[Opening Records supplied section]

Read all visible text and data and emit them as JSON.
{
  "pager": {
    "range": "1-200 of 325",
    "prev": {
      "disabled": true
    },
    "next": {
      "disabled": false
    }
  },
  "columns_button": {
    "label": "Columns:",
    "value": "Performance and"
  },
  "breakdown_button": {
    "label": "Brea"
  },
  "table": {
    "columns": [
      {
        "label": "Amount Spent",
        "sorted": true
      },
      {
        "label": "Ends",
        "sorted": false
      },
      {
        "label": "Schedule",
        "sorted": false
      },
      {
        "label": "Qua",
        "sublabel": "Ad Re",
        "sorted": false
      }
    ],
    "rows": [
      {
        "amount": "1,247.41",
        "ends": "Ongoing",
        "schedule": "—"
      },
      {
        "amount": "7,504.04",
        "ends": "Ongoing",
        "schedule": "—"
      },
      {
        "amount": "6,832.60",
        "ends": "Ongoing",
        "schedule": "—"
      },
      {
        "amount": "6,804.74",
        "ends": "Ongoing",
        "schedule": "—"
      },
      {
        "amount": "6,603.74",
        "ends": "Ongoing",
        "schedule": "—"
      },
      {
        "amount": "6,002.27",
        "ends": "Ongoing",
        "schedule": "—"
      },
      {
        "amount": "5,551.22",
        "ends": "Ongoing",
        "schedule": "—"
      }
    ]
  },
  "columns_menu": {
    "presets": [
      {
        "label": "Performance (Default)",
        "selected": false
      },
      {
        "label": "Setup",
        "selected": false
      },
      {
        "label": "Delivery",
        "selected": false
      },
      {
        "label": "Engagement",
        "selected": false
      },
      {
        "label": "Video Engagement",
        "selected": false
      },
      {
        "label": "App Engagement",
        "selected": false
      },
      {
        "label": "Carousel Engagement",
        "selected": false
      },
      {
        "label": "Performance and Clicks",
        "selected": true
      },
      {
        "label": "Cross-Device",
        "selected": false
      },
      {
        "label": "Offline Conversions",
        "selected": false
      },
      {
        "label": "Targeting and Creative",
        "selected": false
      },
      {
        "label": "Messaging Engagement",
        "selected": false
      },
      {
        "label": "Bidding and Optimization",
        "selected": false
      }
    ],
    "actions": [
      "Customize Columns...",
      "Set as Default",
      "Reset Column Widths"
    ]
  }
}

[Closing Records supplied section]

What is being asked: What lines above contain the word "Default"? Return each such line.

Exercise answer:
        "label": "Performance (Default)",
      "Set as Default",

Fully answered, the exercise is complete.